## Work required
Return every line of the data that contains the string "JSON".

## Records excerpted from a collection
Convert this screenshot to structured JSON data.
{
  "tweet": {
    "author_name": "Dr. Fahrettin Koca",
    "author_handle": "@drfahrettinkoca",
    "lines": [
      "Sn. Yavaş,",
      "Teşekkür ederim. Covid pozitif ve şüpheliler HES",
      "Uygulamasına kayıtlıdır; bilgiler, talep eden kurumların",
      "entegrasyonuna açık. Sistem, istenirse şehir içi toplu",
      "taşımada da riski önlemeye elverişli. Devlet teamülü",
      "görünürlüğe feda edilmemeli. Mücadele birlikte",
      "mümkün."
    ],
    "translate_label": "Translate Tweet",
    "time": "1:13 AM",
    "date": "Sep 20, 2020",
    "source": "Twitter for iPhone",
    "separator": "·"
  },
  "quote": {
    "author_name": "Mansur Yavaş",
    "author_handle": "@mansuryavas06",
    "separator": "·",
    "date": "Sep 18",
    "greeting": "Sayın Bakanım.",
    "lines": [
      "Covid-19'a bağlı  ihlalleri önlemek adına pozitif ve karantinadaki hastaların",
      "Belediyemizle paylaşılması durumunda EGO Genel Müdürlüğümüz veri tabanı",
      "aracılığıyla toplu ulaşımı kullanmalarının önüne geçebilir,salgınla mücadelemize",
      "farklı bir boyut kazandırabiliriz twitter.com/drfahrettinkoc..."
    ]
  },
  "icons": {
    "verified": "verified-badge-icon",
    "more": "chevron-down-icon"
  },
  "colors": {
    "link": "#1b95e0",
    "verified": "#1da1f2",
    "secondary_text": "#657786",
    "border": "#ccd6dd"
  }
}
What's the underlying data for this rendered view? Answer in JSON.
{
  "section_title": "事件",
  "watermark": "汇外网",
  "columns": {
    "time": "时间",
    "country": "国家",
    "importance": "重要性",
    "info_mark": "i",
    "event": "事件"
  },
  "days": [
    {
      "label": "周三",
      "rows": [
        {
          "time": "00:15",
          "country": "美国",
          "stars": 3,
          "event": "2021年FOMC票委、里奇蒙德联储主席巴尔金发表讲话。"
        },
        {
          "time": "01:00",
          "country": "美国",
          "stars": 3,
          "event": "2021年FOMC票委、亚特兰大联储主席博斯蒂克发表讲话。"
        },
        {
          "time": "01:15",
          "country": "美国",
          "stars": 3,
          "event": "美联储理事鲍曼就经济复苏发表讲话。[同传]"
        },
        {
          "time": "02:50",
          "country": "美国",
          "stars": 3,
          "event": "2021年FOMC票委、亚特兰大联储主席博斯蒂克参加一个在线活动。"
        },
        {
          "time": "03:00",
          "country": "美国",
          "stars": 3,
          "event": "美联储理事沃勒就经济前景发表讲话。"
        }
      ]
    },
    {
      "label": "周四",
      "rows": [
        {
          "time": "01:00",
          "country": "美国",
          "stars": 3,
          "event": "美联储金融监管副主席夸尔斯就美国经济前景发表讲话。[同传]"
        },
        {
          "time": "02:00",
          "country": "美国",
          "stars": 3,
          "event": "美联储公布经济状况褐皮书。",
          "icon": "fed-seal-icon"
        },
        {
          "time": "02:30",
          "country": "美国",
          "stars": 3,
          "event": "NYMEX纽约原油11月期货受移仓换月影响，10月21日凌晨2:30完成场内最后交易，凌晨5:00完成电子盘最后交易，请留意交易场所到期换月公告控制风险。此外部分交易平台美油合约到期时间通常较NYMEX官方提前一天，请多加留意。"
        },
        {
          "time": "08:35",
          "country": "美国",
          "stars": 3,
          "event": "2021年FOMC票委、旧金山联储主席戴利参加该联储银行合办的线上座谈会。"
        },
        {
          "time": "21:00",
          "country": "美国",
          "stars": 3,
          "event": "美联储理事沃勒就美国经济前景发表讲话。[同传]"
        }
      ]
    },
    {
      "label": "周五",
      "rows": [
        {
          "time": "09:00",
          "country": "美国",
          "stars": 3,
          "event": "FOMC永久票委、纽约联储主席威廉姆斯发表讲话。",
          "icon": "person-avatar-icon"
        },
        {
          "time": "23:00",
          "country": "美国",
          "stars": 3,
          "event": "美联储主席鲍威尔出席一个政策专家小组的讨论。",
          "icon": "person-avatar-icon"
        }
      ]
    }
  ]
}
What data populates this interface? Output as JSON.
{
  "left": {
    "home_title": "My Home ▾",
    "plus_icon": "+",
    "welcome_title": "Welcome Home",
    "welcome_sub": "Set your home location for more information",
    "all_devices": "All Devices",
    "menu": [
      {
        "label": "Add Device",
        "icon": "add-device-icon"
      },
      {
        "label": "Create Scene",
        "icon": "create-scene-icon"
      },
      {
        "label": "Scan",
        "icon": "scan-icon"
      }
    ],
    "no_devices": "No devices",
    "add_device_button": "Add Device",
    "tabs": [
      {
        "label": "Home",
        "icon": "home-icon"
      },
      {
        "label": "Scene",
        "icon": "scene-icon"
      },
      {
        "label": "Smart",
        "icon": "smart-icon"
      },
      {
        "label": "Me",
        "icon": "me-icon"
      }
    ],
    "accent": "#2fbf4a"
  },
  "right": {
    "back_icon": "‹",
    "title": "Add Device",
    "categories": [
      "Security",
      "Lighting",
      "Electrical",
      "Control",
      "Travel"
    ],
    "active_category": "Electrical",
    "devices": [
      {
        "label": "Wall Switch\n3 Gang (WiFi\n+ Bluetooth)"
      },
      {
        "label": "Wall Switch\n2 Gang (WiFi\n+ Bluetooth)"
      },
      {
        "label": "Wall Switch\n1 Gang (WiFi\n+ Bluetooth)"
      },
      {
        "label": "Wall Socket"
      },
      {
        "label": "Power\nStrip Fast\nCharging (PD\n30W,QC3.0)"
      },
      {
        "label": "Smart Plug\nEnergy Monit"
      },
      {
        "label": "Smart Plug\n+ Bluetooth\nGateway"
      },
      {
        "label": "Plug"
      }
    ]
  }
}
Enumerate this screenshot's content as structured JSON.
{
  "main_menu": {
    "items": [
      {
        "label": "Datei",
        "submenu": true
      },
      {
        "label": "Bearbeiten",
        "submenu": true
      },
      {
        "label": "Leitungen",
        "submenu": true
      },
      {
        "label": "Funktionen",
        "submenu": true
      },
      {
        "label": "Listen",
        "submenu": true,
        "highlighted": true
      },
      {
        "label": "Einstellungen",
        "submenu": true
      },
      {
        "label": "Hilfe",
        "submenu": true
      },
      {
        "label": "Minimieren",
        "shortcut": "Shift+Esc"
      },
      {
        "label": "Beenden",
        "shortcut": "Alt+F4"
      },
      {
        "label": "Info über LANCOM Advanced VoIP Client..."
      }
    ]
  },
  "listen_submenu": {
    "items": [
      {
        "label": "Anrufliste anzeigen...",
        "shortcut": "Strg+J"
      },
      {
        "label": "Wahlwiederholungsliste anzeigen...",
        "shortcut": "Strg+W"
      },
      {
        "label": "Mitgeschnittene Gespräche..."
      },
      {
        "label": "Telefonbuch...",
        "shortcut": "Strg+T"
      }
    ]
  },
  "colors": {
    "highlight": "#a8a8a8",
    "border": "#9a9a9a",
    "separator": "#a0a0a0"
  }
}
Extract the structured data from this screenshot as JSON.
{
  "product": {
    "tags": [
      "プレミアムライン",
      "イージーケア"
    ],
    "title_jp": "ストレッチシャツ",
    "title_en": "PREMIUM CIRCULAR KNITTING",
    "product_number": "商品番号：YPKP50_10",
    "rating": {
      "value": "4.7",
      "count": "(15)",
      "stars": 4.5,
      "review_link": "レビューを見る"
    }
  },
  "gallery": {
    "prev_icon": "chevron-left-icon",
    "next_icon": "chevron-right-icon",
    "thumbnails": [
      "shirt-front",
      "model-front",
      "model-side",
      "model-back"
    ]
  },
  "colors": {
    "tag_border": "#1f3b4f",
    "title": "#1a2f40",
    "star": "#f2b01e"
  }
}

## Answer
Convert this screenshot to structured JSON data.
What's the underlying data for this rendered view? Answer in JSON.
What data populates this interface? Output as JSON.
Enumerate this screenshot's content as structured JSON.
Extract the structured data from this screenshot as JSON.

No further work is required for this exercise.